The biomedical world has an irritating habit of latching onto social science terminology and tossing it around without really understanding what it means. The ‘precautionary principle’ is a good example. This phrase has been around for about 40 years in social scientific and legal studies of regulation.
The concept of the precautionary principle was first developed in relation to public policy on environmental issues but later extended into studies of occupational health and safety and the rollout of innovative technologies more generally.
In the course of the Covid pandemic, it has rolled off a large number of medical tongues but in completely the opposite direction to that established by every other field that makes use of the term.
The precautionary principle has never encouraged the introduction of innovations, programmes or interventions on the basis that they just might do some good.
It is, in fact, a conservative principle that says innovations should not be permitted unless it is established that benefits will be greater than harms. It tells the advocates for innovation that they have to look just as hard for harms as for benefits. If the harms are theoretical, then research must be done to generate evidence about them before the innovation can be considered further.

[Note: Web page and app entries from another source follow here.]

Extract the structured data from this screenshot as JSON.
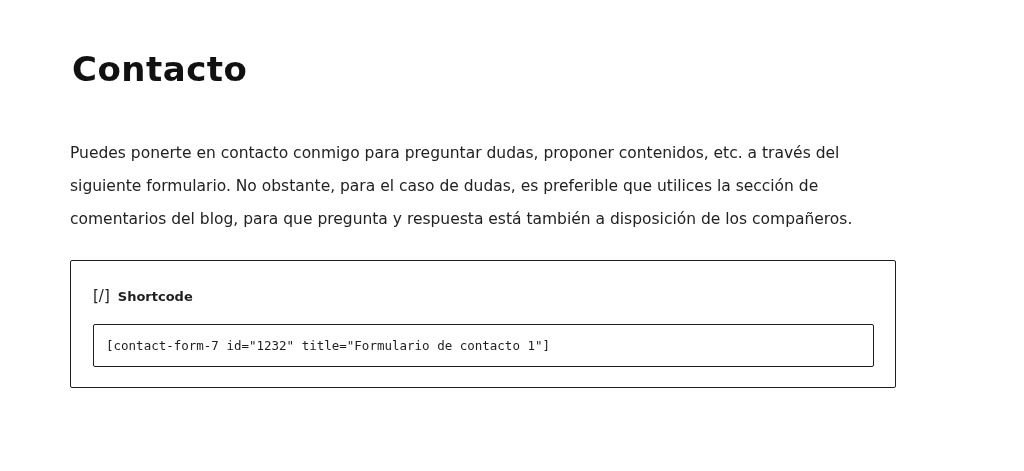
{
  "page": {
    "title": "Contacto",
    "intro": "Puedes ponerte en contacto conmigo para preguntar dudas, proponer contenidos, etc. a través del siguiente formulario. No obstante, para el caso de dudas, es preferible que utilices la sección de comentarios del blog, para que pregunta y respuesta está también a disposición de los compañeros."
  },
  "shortcode_block": {
    "icon": "[/]",
    "label": "Shortcode",
    "value": "[contact-form-7 id=\"1232\" title=\"Formulario de contacto 1\"]"
  }
}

The best-known example is probably that of genetically modified food crops (GMOs). These first emerged from the lab in the mid-1990s. The basis for GMOs is brilliant science, but the developers had not done sufficient work to establish their impacts on other varieties of the same species, other species, food availability for wildlife, or human health. It was just assumed, with good reason, that genetically modified tomatoes, cotton or maize would be identical to varieties produced by conventional breeding. Many environmental and consumer groups in Europe did not agree. In the absence of evidence that these crops did not present the theoretical risks identified by their critics, they were not allowed onto the market. Their advocates could not show that the risks had been exaggerated or that any harms were outweighed by the benefits.